Book The makers of the graphic novel series The Legends of Aveon 9 discuss their philosophy
T he Legends of Aveon 9: The Train to Vexadus , a new graphic novel by Rovolt Entertainment, is a futuristic story set in a distant planet. The geography of the planet, called Aveon 9, consists of the three competing kingdoms of Vexadus, Naugra and Chunargh, which lie to the east, north and west respectively.
Earth has been rendered uninhabitable by global warming, and humans are forced to migrate to Aveon 9. Upon landing there, humans find Eyars, a nearly extinct race of small, shape-shifting beings who become their closest allies. The peace-loving nature of the Eyars has been the most important factor in preventing the outbreak of war between the three kingdoms, but the patience of the Eyars is wearing thin.
Although the story could not be more remote in terms of the setting, the events and attitudes of characters seem remarkably familiar. The graphic novel is decidedly science fictional in its orientation, but the art, done by Abhishek Malsuni, and the epic, interplanetary conflict place it in the realm of the mythological.
Shamik Dasgupta, the writer, says apart from obvious influences like Star Wars, a major influence on Aveon 9 was Devaki Nandan Khatri’s novel Chandrakanta . A lot of the nomenclature used in this series reflects that influence. “The elements are the same, only the structures are different,” he explains. At Rovolt, Shamik is now working on the next few instalments of seven-part Aveon 9 series.

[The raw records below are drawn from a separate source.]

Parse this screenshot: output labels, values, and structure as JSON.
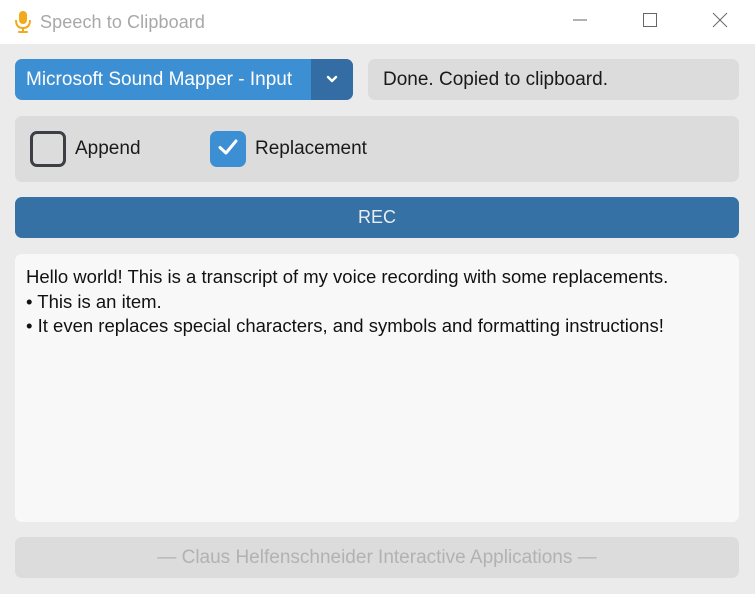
{
  "window": {
    "title": "Speech to Clipboard",
    "icons": {
      "app": "microphone-icon",
      "minimize": "minimize-icon",
      "maximize": "maximize-icon",
      "close": "close-icon"
    }
  },
  "device": {
    "selected": "Microsoft Sound Mapper - Input",
    "arrow_icon": "chevron-down-icon"
  },
  "status": {
    "text": "Done. Copied to clipboard."
  },
  "options": {
    "append": {
      "label": "Append",
      "checked": false
    },
    "replacement": {
      "label": "Replacement",
      "checked": true
    }
  },
  "rec": {
    "label": "REC"
  },
  "transcript": {
    "lines": [
      "Hello world! This is a transcript of my voice recording with some replacements.",
      "• This is an item.",
      "• It even replaces special characters, and symbols and formatting instructions!"
    ]
  },
  "footer": {
    "text": "— Claus Helfenschneider Interactive Applications —"
  },
  "colors": {
    "accent": "#3d8fd3",
    "accent_dark": "#346da3",
    "rec": "#3571a5",
    "mic": "#f2a91c"
  }
}
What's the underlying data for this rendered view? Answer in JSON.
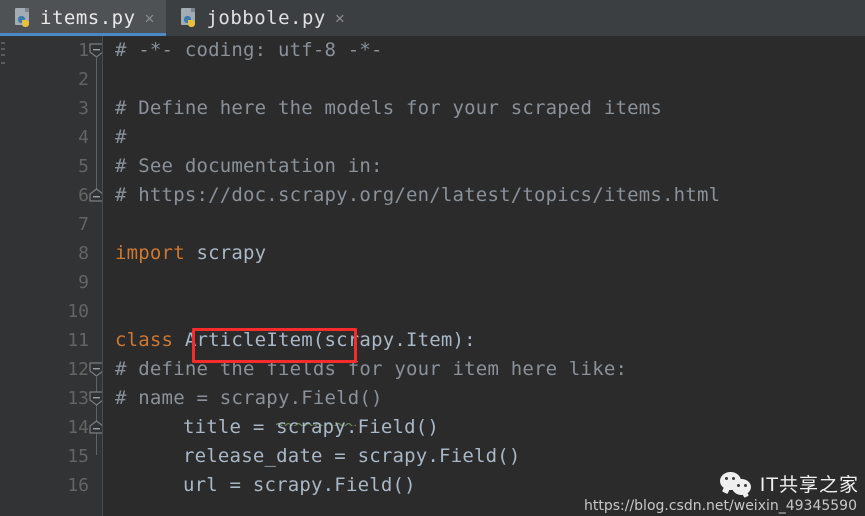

Interestingly, Rovolt is a portmanteau of Rho and Volt, the units for magnetic intensity and electric potential respectively. “We at Rovolt have a modern, scientific outlook, and want to come up with energetic stories, so we thought Rovlolt was apt,” says Manish Sinha, CEO, Rovolt Entertainment. The new stories that are conceptualised are expressed across the platforms of comics, animation and games.